Genesis 14:22 Parallel Verses [⇓ See commentary ⇓]

Genesis 14:22, NIV: "But Abram said to the king of Sodom, 'With raised hand I have sworn an oath to the LORD, God Most High, Creator of heaven and earth,"

Genesis 14:22, ESV: "But Abram said to the king of Sodom, “I have lifted my hand to the LORD, God Most High, Possessor of heaven and earth,"

Genesis 14:22, KJV: "And Abram said to the king of Sodom, I have lift up mine hand unto the LORD, the most high God, the possessor of heaven and earth,"

Genesis 14:22, NASB: "But Abram said to the king of Sodom, 'I have sworn to the LORD God Most High, Possessor of heaven and earth,"

Genesis 14:22, NLT: "Abram replied to the king of Sodom, 'I solemnly swear to the LORD, God Most High, Creator of heaven and earth,"

Genesis 14:22, CSB: "But Abram said to the king of Sodom, "I have raised my hand in an oath to the LORD, God Most High, Creator of heaven and earth,"

What does Genesis 14:22 mean? [⇑ See verse text ⇑]

Abram has recaptured from the four kings of the east all that formerly belonged to Sodom, including all of the possessions and the people.
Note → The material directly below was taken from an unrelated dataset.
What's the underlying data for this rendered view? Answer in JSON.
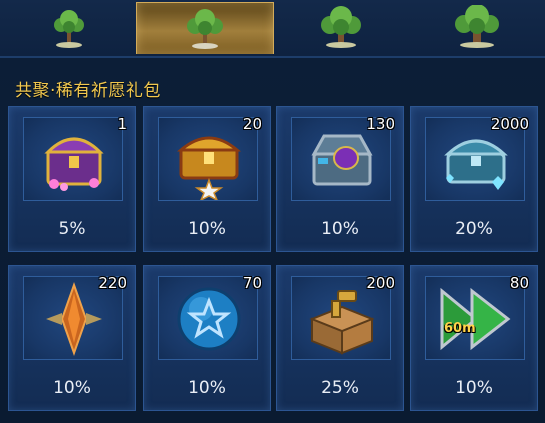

Bera, Sodom's king, (Genesis 14:2) has come out to meet Abram. In doing so, he has observed a blessing (Genesis 14:19) given by Melchizedek. This mysterious figure's name means "King of Righteousness." Bera has also witnessed Abram's gift of a tithe to Melchizedek (Genesis 14:20). Not only does Bera fail to bring anything to Abram, he steps in with a demand: Keep the possessions, and give me the people (Genesis 14:21).

Abram's response to the king of Sodom's begins in this verse and continues through the following two verses.

As the victor over those who had plundered Sodom, Abram could have claimed the right to keep everything for himself. Instead, he tells Bera that he has sworn an oath to God not to keep any of it. Specifically, Abram says that he has raised his hand to swear this oath to "the Lord, God Most High, Possessor (or Creator) of heaven and earth." Having just received a blessing from the Lord's priest Melchizedek and giving a tenth of the plunder to him, Abram now declares his own loyalty to the One who owns all things.

This contrast is spectacular in its implications for Christians today. Faced with both the "king of righteousness" (Genesis 14:18) and a king of depravity (Genesis 13:13), Abram accepts a blessing from the righteous king and gives him a tithe. Abram flatly refuses to keep even a single coin—not even a thread—from the king of depravity. Abram's stance is explicitly clear: His oath to God means having absolutely nothing to do with wicked Sodom or its king. This choice parallels the need for believers, today, to draw a hard line between godly pursuits and a love of this fallen world, even material things associated with the world (1 John 2:15; Jude 1:23).